Making and Sustaining Change
Consideration of context
Mt. San Antonio College is a very large, single-campus community college set in central Los Angeles basin. The college draws from 16 large high schools, and is classified as a Hispanic Serving Institution. Many of our students are the first in their families to attend college, a situation that often means they don't have ideas about the variety of jobs available to graduates.
We began this project at a time when one of us was newly hired, with a mandate to grow the Oceanography program. 2YCs are thought to be at the cutting edge, training or retraining students today for jobs that do not yet exist. We had global climate change in mind when we began this project; since southern California will be drastically affected by sea level changes, we sought to create a new course (Coastal Oceanography) that will give our students a pathway into the workforce of ocean scientists.
The excitement of such an opportunity was diminished slightly by the concurrent institutional decline in enrollment, and by changes to the state's funding structure that meant that "stand-alone" courses were no longer permitted – that is, new courses needed to be transferable, or part of a degree or certificate program.
Things that worked well that we would do again

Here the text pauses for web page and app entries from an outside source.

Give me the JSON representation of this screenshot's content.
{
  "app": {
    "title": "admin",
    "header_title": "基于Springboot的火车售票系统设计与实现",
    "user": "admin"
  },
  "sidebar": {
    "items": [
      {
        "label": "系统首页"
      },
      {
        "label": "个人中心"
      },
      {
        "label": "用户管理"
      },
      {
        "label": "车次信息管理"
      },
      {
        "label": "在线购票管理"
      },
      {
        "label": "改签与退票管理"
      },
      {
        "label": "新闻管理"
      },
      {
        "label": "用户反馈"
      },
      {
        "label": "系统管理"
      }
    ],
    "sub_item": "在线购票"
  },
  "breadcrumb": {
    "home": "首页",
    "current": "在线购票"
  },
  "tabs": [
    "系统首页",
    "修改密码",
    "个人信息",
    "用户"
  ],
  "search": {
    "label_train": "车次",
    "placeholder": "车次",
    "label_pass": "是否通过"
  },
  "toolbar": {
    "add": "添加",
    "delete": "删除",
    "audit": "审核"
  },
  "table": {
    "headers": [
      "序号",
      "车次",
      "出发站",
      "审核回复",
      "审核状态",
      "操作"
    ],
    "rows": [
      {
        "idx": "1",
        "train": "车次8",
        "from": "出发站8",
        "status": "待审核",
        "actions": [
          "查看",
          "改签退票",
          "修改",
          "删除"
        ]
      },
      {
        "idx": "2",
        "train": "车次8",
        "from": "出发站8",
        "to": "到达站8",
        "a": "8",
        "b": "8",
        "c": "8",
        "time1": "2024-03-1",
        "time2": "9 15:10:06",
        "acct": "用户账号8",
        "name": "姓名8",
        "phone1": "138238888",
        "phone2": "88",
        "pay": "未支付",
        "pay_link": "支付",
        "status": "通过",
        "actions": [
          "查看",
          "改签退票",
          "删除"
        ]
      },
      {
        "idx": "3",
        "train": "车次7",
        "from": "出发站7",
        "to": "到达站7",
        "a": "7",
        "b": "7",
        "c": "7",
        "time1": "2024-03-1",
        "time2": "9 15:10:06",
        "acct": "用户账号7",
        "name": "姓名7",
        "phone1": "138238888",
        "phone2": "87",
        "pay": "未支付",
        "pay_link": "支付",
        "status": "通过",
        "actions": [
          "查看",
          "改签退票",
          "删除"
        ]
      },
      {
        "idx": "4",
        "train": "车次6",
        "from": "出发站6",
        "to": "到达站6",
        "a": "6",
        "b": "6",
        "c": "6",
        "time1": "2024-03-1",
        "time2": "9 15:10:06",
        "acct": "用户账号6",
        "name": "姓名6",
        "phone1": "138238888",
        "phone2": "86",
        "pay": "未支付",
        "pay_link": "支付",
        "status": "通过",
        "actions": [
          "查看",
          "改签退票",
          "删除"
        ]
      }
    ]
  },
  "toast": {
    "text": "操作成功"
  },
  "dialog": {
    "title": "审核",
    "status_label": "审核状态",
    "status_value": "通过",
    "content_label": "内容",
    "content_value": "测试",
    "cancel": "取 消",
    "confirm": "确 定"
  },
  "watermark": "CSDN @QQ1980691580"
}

Our goal to offer a second oceanography course is on the verge of being reached, thanks to the skills and advice we received along the way from colleagues on and off campus, and guidance from the SAGE 2YC project team and leaders. Our final task is to get the course approved as transferable or as part of a degree.
A SAGE 2YC-sponsored workshop we organized, PathWaves to Success, allowed for incredibly valuable conversations between 2YC and 4YCU ocean science faculty, where both sides learned about the complex processes for getting new courses and programs approved. By attending conferences and workshops for which funding was generously offered through SAGE 2YC and others, we also learned so much about getting teams together and how to approach administrators to get and keep the ball rolling. We recommend to always be on the lookout for these kinds of opportunities.
A new state funding formula for higher education was recently passed in our state. Based on this formula, colleges receive more funding for students who complete a degree or certificate. We are therefore inspired to look into the option of creating an ocean sciences certificate for our students, and tying it in with the Guided Pathways Initiative. This recent change at the state level shows how important it is to keep current with what is going on politically in your state regarding higher education.
Growing a department's focus area (in our case oceanography) takes time. Change does not stand or fall with the introduction of one new course. Even though our new course still needs to pass its final hurdle, we have made great progress in so many other ways to grow oceanography on our campus. To to name a few, we have initiated an oceanography lecture series, maintain an oceanography bulletin board with current news and information (transfer, study abroad, summer research etc.), hold oceanography faculty meetings with a focused effort to include our part-time faculty, have developed hands-on activities for our ocean lecture courses and put boxes together that include the instructional material for easy access for all faculty. Joint field trips, formation of a club, and informal gatherings with faculty and students from other institutions are our next steps in this effort.
Supporting faculty change
The work we did as Agents of Change led us to consider many of the active learning strategies as we sought to design the course. We also benefited from the workshops that trained us in how to generate first a core of interested and enthusiastic supporters, and then to spread this enthusiasm to other colleagues, administrators, and campuses. At this point we have extended our original ocean faculty group to include all Earth Sciences part-time and interested full-time faculty. Building an exceptional community of faculty that is team-spirited, developing and using high quality active learning strategies in the classroom, and maintaining consistency across the board can be fun, valuable for a department, and can make onboarding processes easier for all.
Strategies for overcoming challenges
We are working to get our course to be accepted as transferable, or as part of the requirements for a degree. There is a degree on our campus that we think would benefit tremendously from the addition of this course (Environmental Studies AA degree), and we are pursuing this option.
We held a SAGE 2YC-sponsored workshop in January 2019, to which we invited educators who were interested in expanding Ocean Sciences and who came from 2YC and 4YCUs across southern California. The excitement exhibited at this workshop, in which both sides learned about the challenges that were faced in terms of adding new courses, programs, and transfer agreements, was in fact palpable. Participants asked for another, follow-up workshop so that they could continue the discussions about this idea of creating a workforce of students educated in coastal Oceanography.
Things to think about before you start this type of project
We wish we had known from the start who all the key players on our campus are to give advice on the approval process of a new course. Our articulation officer shared with us that our course was not on the list of transferable courses, because the one similar course that was offered at another college was part of a unique certificate that was not transferable. Reaching out to others, for example our Curriculum and Instruction team, early on in the process is important.
We wish we had known about the challenges faced by 4YC/U faculty and administrators who want to change focus or create new programs at their colleges. We learned about these challenges at our workshop.
We also did not anticipate how much time it might take to create a list of faculty to include in our community, how much lead time they would appreciate regarding attending a workshop, or how it would be impossible to find a similar, lower-division course at any other college, that would enable our college to offer Coastal Oceanography as a transferable course.
Once our new Coastal Oceanography course is approved, we expect it to be offered at least once per year. Students who are interested in an Ocean Science career path will be better situated to transfer to a 4YC/U Ocean Sciences program.